Lib Dems unveils Help to Rent

Borrowers aged 18 to 30 will be eligible to take out loans of up to £1,500 or £2,000 in London provided they are in paid employment and are not homeowners.

The cost of borrowing will be pegged to the cost of government borrowing, which currently stands at 2.5%.

The party said it will fight for the policy if it forms part of another coalition government, however it doesn’t anticipate major opposition from other parties, claiming Help to Rent will be inexpensive.

Nick Clegg, deputy prime minister and leader of the Liberal Democrats, said: "Increasingly we see young people stuck in the family home as they can't afford the upfront costs of a deposit to rent a property despite having a paid job.

"It's simply unfair that thousands of hard-working young people still have to live in the same bedroom they lived in when children.

"When you get your own job, you want to stand on your own two feet, have your own space, and not have to rely on the bank of mum and dad.

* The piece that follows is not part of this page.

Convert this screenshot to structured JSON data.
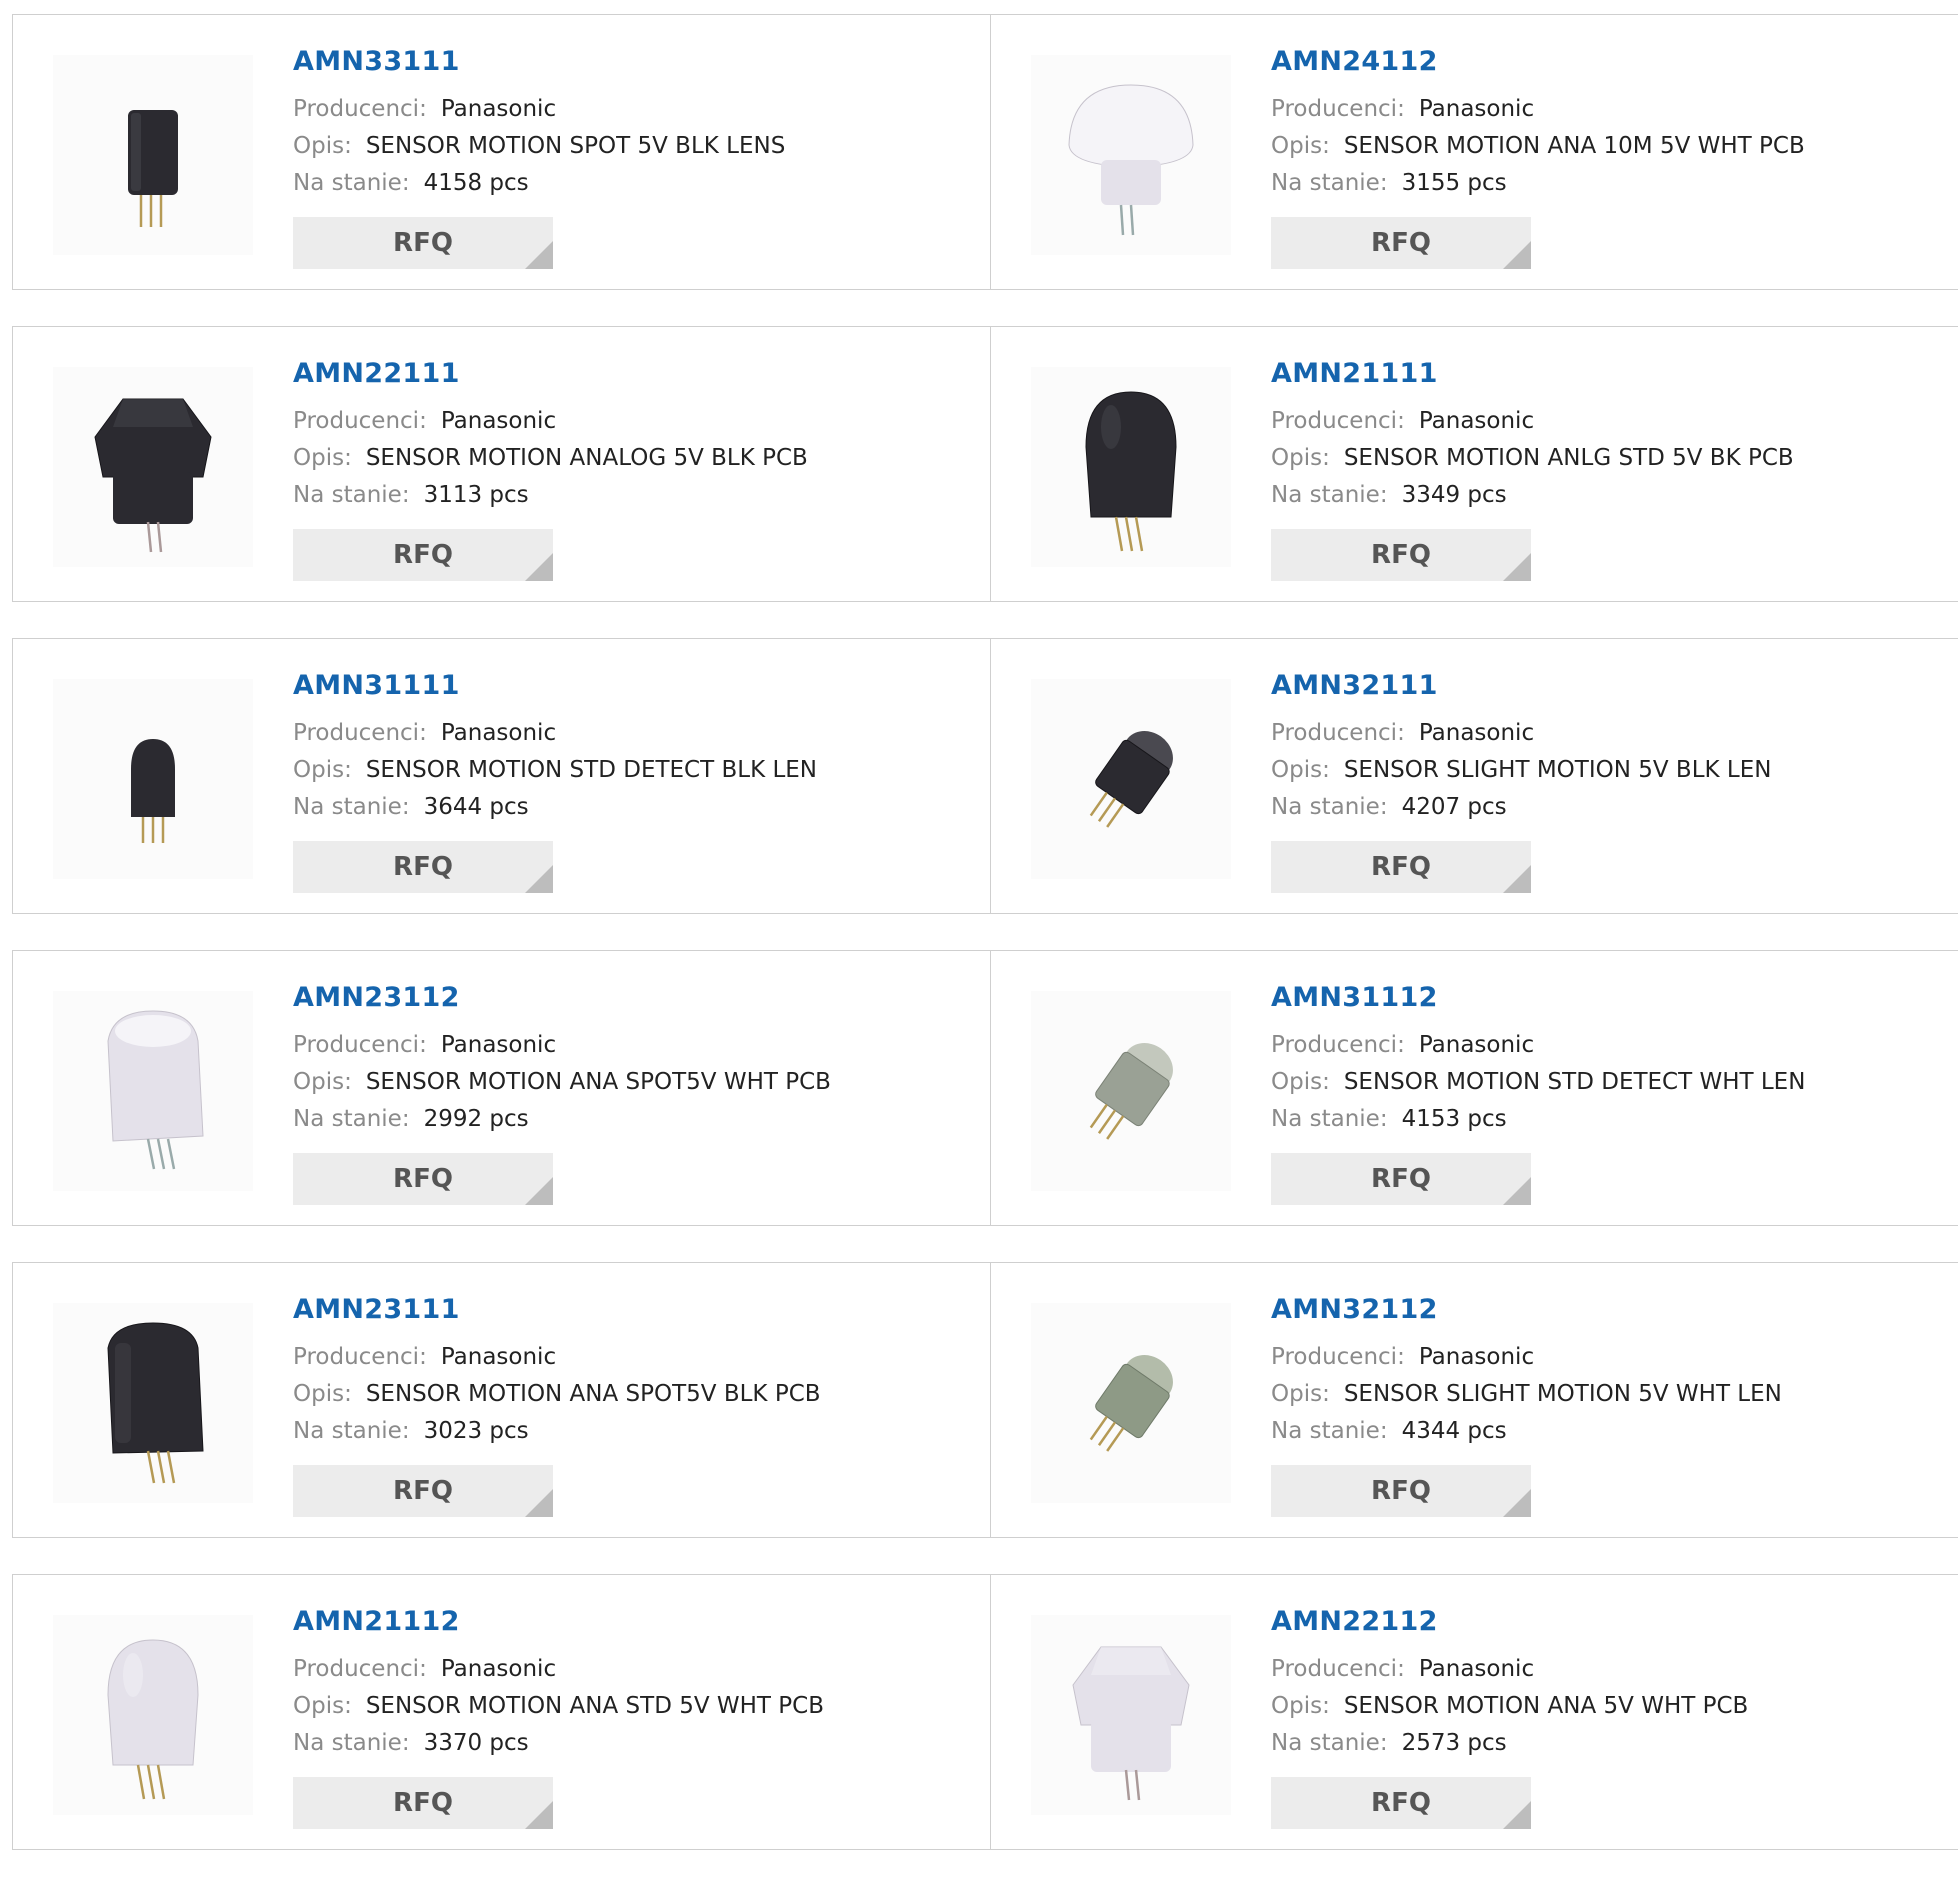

"Our Help to Rent scheme removes this barrier to young people's independence, providing access to up to £2,000 towards their tenancy deposit so they can fly the nest and rent their own space."

Loans can be paid over one or two years while once paid off they can be used for future rental properties.

The British Property Federation, a trade association for property ownership and investment, backed the Lib Dem’s proposal.

Its director of policy Ian Fletcher said: “Young renters often do not have a credit history and therefore struggle to raise a deposit. This welcome policy will help more people into their first homes and stop them having to raise funds through pay-day lenders and other risky means.

“Today’s announcement builds on the excellent work of the CBI and Shelter, who have encouraged employers to voluntarily offer loans for tenancy deposits, much like loans already offered for travel season tickets.

"Schemes such as these are also made possible by the vast majority of legitimate landlords and agents, who lower the lending risks to the state by signing up to one of three government-sourced deposit-protection schemes."